For the first time more than a third of board members in the UK’s top 350 companies as a whole are women, new data has shown.
The figures show a continued increase in representation of women on the boards of the Financial Times Stock Exchange (FTSE) 350 companies.
Despite the challenges faced by businesses through the COVID-19 pandemic, representation of women at the top of business has risen by 3.8% in the last year.
Denise Wilson OBE, Chief Executive of the Hampton Alexander Review, commented on the results: ”Recognising the significant impact of the global COVID-19 pandemic on all business activities, it is encouraging to see the number of women at the top of British business continue to increase.
“This confirms the UK’s business-led voluntary approach is working and the benefits of diversity are being recognised, with business seeking more than ever those with fresh energy, new ideas and diverse perspectives.”
The FTSE 350 Index is a market capitalisation weighted stock market index made up of the constituents of the FTSE 100 and FTSE 250 index companies by capitalisation which have their primary listing on the London Stock Exchange.
It is a combination of the FTSE 100 Index of the largest 100 companies and the FTSE 250 Index of the next largest 250.
While the FTSE 350 as a whole has met the government-backed Hampton-Alexander Review’s target to make 33% of board members women individually, some businesses are still failing to meet the mark.
The latest data shows that 41% of FTSE 350 companies have not reached 33% woman representation, and Business Secretary Alok Sharma is now calling for all companies to take action to ensure they reach the mark ahead of the end of December 2020 target date.
Business Secretary Alok Sharma commented: “While I am pleased that the FTSE 350 as a whole has finally hit this historic landmark, more than 100 of the UK’s top companies have failed to meet the target.
“Research shows that diverse leadership teams are more innovative and make better decisions.
“As the UK economy continues to recover from coronavirus, increasing representation of women on boards represents a golden opportunity not only to rebuild, but build back better.”
Concerningly, the data has also revealed that 19 boards within the FTSE 250 remain ‘one and done’ boards, where companies appoint a single woman board member and go no further.

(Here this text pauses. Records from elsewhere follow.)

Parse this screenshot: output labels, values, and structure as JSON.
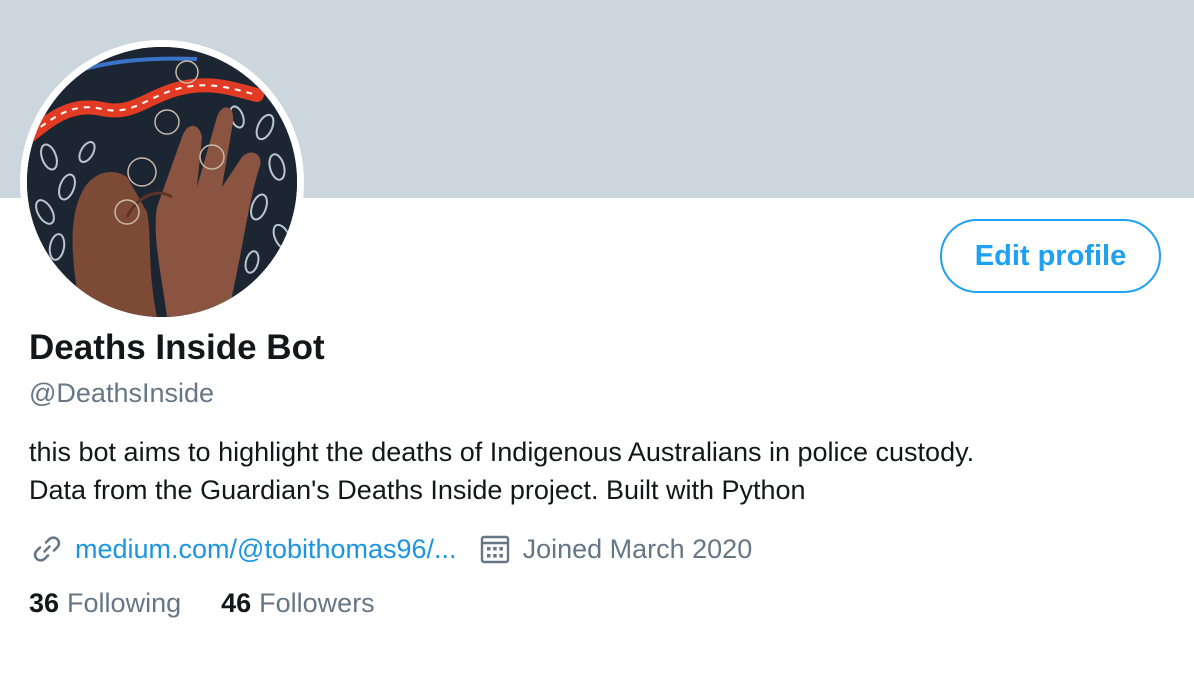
{
  "profile": {
    "name": "Deaths Inside Bot",
    "handle": "@DeathsInside",
    "bio_line1": "this bot aims to highlight the deaths of Indigenous Australians in police custody.",
    "bio_line2": "Data from the Guardian's Deaths Inside project. Built with Python",
    "link_text": "medium.com/@tobithomas96/...",
    "joined": "Joined March 2020",
    "edit_button": "Edit profile"
  },
  "stats": {
    "following_count": "36",
    "following_label": "Following",
    "followers_count": "46",
    "followers_label": "Followers"
  },
  "icons": {
    "link": "link-icon",
    "calendar": "calendar-icon"
  },
  "colors": {
    "banner": "#ccd6dd",
    "accent": "#1da1f2",
    "link": "#1b95e0",
    "primary_text": "#14171a",
    "secondary_text": "#657786"
  }
}
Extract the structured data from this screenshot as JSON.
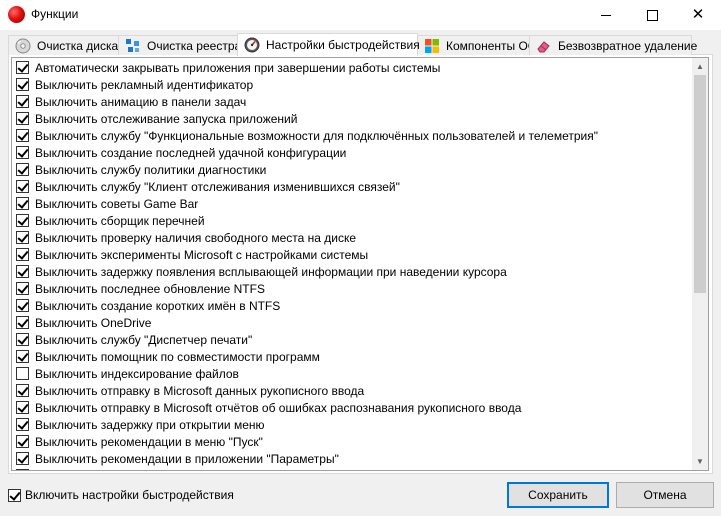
{
  "window": {
    "title": "Функции"
  },
  "tabs": [
    {
      "label": "Очистка диска",
      "icon": "disk-cleanup-icon",
      "active": false
    },
    {
      "label": "Очистка реестра",
      "icon": "registry-cleanup-icon",
      "active": false
    },
    {
      "label": "Настройки быстродействия",
      "icon": "speedometer-icon",
      "active": true
    },
    {
      "label": "Компоненты ОС",
      "icon": "windows-logo-icon",
      "active": false
    },
    {
      "label": "Безвозвратное удаление",
      "icon": "eraser-icon",
      "active": false
    }
  ],
  "items": [
    {
      "label": "Автоматически закрывать приложения при завершении работы системы",
      "checked": true
    },
    {
      "label": "Выключить рекламный идентификатор",
      "checked": true
    },
    {
      "label": "Выключить анимацию в панели задач",
      "checked": true
    },
    {
      "label": "Выключить отслеживание запуска приложений",
      "checked": true
    },
    {
      "label": "Выключить службу \"Функциональные возможности для подключённых пользователей и телеметрия\"",
      "checked": true
    },
    {
      "label": "Выключить создание последней удачной конфигурации",
      "checked": true
    },
    {
      "label": "Выключить службу политики диагностики",
      "checked": true
    },
    {
      "label": "Выключить службу \"Клиент отслеживания изменившихся связей\"",
      "checked": true
    },
    {
      "label": "Выключить советы Game Bar",
      "checked": true
    },
    {
      "label": "Выключить сборщик перечней",
      "checked": true
    },
    {
      "label": "Выключить проверку наличия свободного места на диске",
      "checked": true
    },
    {
      "label": "Выключить эксперименты Microsoft с настройками системы",
      "checked": true
    },
    {
      "label": "Выключить задержку появления всплывающей информации при наведении курсора",
      "checked": true
    },
    {
      "label": "Выключить последнее обновление NTFS",
      "checked": true
    },
    {
      "label": "Выключить создание коротких имён в NTFS",
      "checked": true
    },
    {
      "label": "Выключить OneDrive",
      "checked": true
    },
    {
      "label": "Выключить службу \"Диспетчер печати\"",
      "checked": true
    },
    {
      "label": "Выключить помощник по совместимости программ",
      "checked": true
    },
    {
      "label": "Выключить индексирование файлов",
      "checked": false
    },
    {
      "label": "Выключить отправку в Microsoft данных рукописного ввода",
      "checked": true
    },
    {
      "label": "Выключить отправку в Microsoft отчётов об ошибках распознавания рукописного ввода",
      "checked": true
    },
    {
      "label": "Выключить задержку при открытии меню",
      "checked": true
    },
    {
      "label": "Выключить рекомендации в меню \"Пуск\"",
      "checked": true
    },
    {
      "label": "Выключить рекомендации в приложении \"Параметры\"",
      "checked": true
    },
    {
      "label": "",
      "checked": true
    }
  ],
  "footer": {
    "enable_label": "Включить настройки быстродействия",
    "enable_checked": true,
    "save_label": "Сохранить",
    "cancel_label": "Отмена"
  },
  "colors": {
    "accent": "#0078d7",
    "app_icon": "#e01010"
  }
}
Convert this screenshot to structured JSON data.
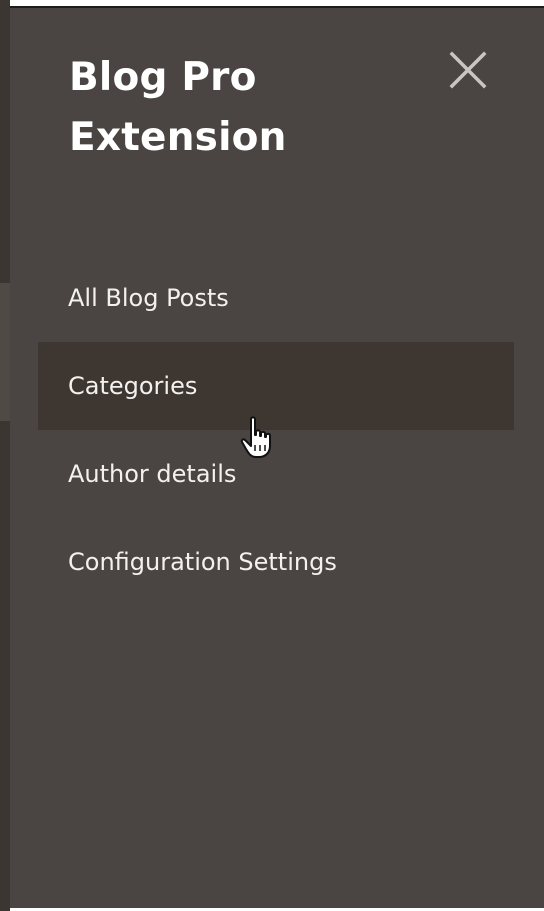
{
  "panel": {
    "title_line1": "Blog Pro",
    "title_line2": "Extension",
    "close_icon": "close-icon"
  },
  "menu": {
    "items": [
      {
        "label": "All Blog Posts",
        "active": false
      },
      {
        "label": "Categories",
        "active": true
      },
      {
        "label": "Author details",
        "active": false
      },
      {
        "label": "Configuration Settings",
        "active": false
      }
    ]
  },
  "colors": {
    "panel_bg": "#4a4542",
    "active_item_bg": "#3e3631",
    "text": "#f3f1ef"
  },
  "cursor": {
    "icon": "hand-pointer-icon"
  }
}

There is also one all-male board, this figure is down from 152 all-male boards in 2011.
Chris Cummings, Chief Executive of the Investment Association, commented: “The deadline for companies to meet the 33% target for gender diversity across their board and senior leadership teams is now fast approaching.
“Although good progress has been made with many companies recently appointing additional women to their boards and senior leadership teams, some laggards remain.
“On behalf of investors, I want to send a rallying cry to those companies that now is the time to take action and demonstrate real change.
“Diversity results in better decision-making and plays an essential role in a company’s long-term success and investors expect companies, at a minimum, to meet the target set.”
In 2016 the independent, Government sponsored Hampton-Alexander Review (the Review) set a series of recommendations to drive the representation of women at the top of FTSE 350 companies.
As part of the voluntary and business-led framework, the Review set a minimum 33% target for women on FTSE350 boards and in senior leadership two layers below the board.
In February 2020, the Investment Association and the Hampton-Alexander Review jointly wrote to around 40 companies in the FTSE 350 with one woman or less on their board, outlining concerns about the lack of gender diversity.
Companies were then asked to set out what actions their board is taking to ensure progress is made to meet the 2020 target of 33% representation of women.
Most companies responded positively, recognising the benefits of board diversity and in recent months have taken action to address the shortfall of women.
The process for gathering gender data in the next senior leadership tiers is an annual process, whereby companies submit their own gender data via a secure portal on the Hampton-Alexander Review website.
The portal will open on 2 November for companies to submit their leadership data for the final report, and will close on 30 November.
More details are available here